Major League Baseball has approved the sale of the team, owned since 1987 by California-based Elmore Sports Group, to a group of local investors doing business as Designated Bidders LLC, led by Bruce Hill as principal manager. The sale is set to take effect Nov. 15.
Hill is an attorney and Spurs Sports & Entertainment partner.
The other partners in the Designated Bidders group include Weston Urban CEO Randy Smith, former Clear Channel Communications executive Bob Cohen and developer and founder of Rackspace, Graham Weston.
The Missions, who compete in the Texas League and are the Double-A affiliate of the San Diego Padres, lease Wolff Stadium from the City of San Antonio, and the team’s current owners must get approval from City Council to reassign the lease to the new ownership group.
“Designated Bidders, LLC is excited about the opportunity to meet with the San Antonio City Council about the assignment of the Wolff Stadium lease and to discuss our plan to bring experienced local ownership and proven sports industry leadership to the Missions,” said the new owners in a statement.
“Our goal is to ensure that professional baseball in San Antonio remains strong and contributes mightily to the quality of life in our community for generations to come.”
The Elmore group has held the stadium lease with the city since 1994, renewing under various terms since that time. If approved, the new lease would be in effect through September 2031. However, news of the ownership change follows months of rumors that an investor group was eyeing downtown parcels for a potential new baseball stadium.
The Missions host about 80 games a year at 28-year-old Wolff Stadium, with an average of 2,500 baseball fans in attendance at each game.

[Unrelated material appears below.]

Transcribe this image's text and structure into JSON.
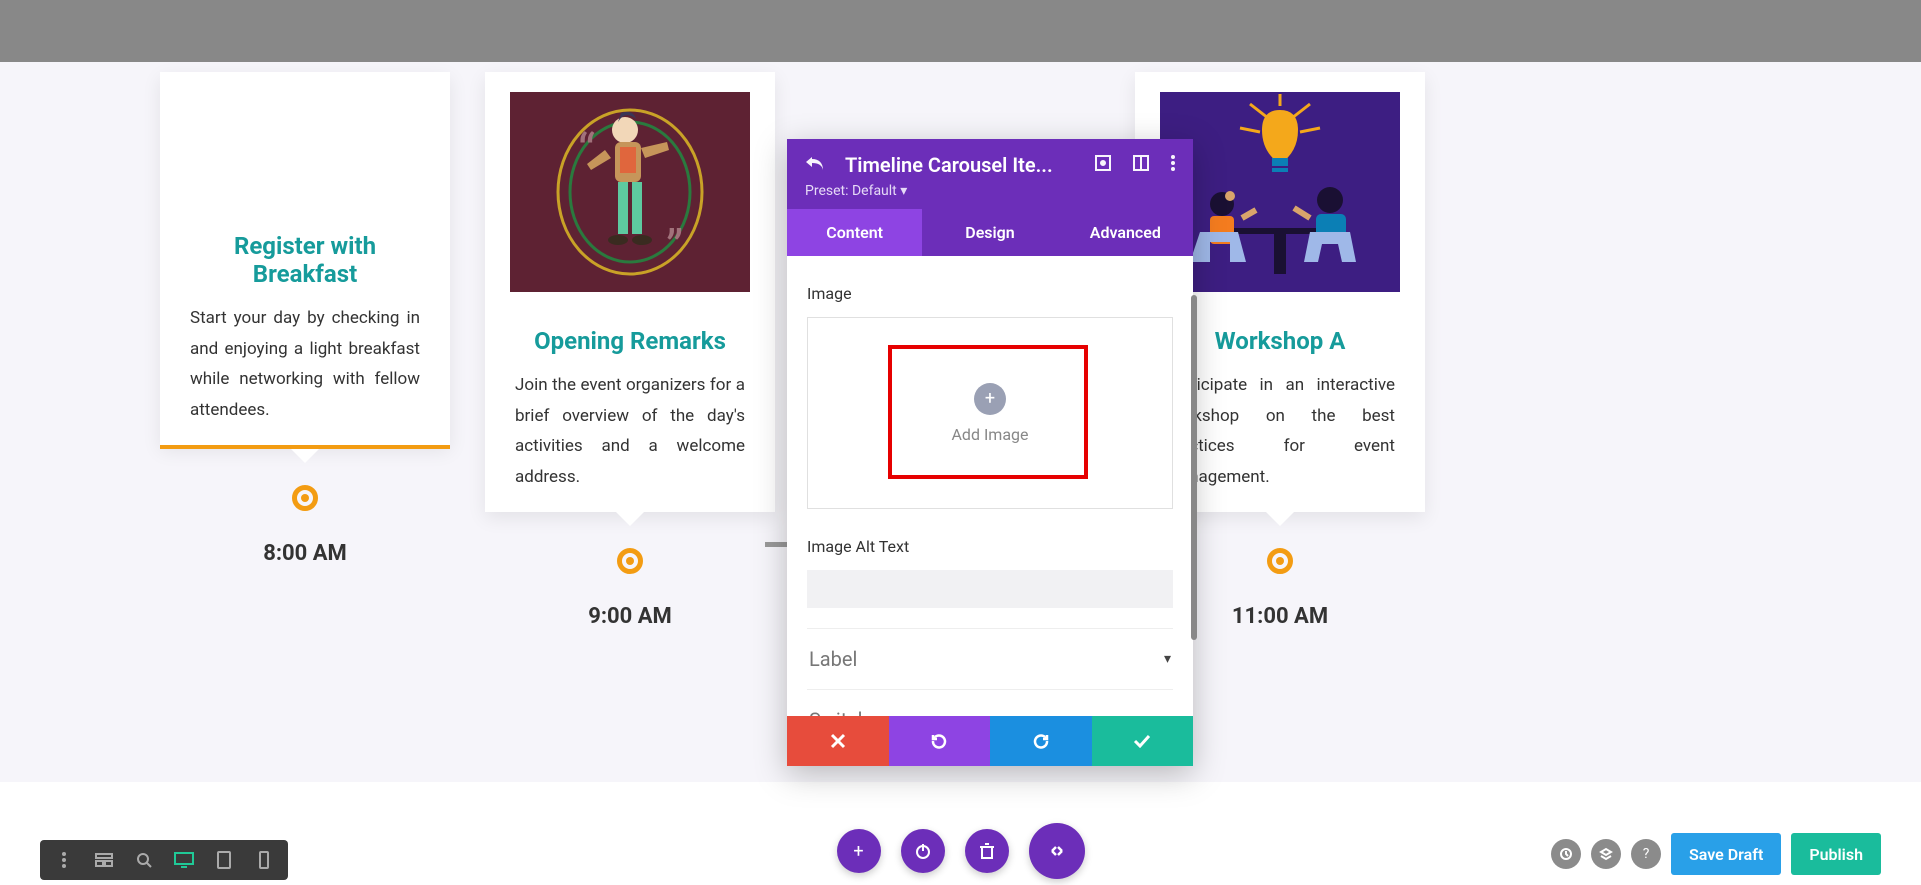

For each ticket sold, the city receives $1 in facility access fees, which this year amounted to about $200,000. The lease also generates $100,000 in annual rental fees. A council memo states that the new lease assignment will continue those terms.
Improvements to the stadium this year include nearly $150,000 to replace stadium field padding, as required by the MLB, with the city bearing 70% of the cost and the Missions covering the remaining amount.
The Missions also spent $1.3 million to replace the video scoreboard and ribbon boards at the stadium. The city’s fiscal year 2023 six-year capital budget calls for spending another $6.25 million to remodel the clubhouse, bringing it up to Major League Baseball standards.
The Designated Bidders group has said the Missions will be operated by Ryan-Sanders Baseball, a minor league baseball organization that owns the Round Rock Express and Corpus Christi Hooks teams.
CEO Reid Ryan, a former college and professional baseball player, is the son of Baseball Hall of Fame pitcher Nolan Ryan.
Speculation that a local group of investors was looking to assemble parcels of land downtown for a new stadium began to circulate over the summer.
Bexar County Judge Nelson Wolff, for whom the stadium is named, has sought support for a downtown stadium as a replacement for the outdated stadium on U.S. Highway 90 West, confirmed the rumors, adding that he would be glad to see it situated near the San Pedro Creek Culture Park now under development.
Weston Urban has several major residential developments in progress near the creek project and in the urban core, including a 32-story apartment tower at 300 Main St. and a 258-unit, mixed-used development adjacent the creek on West Commerce Street in the Zona Cultural.
The sale of the team to Designated Bidders is expected to close Nov. 15 pending the city’s approval of the lease assignment, which will be considered at the Nov. 10 Council meeting.
The Missions finished the 2022 season with a 68-68 record. The 2023 season opens April 6 in Tulsa with the first home game on April 11.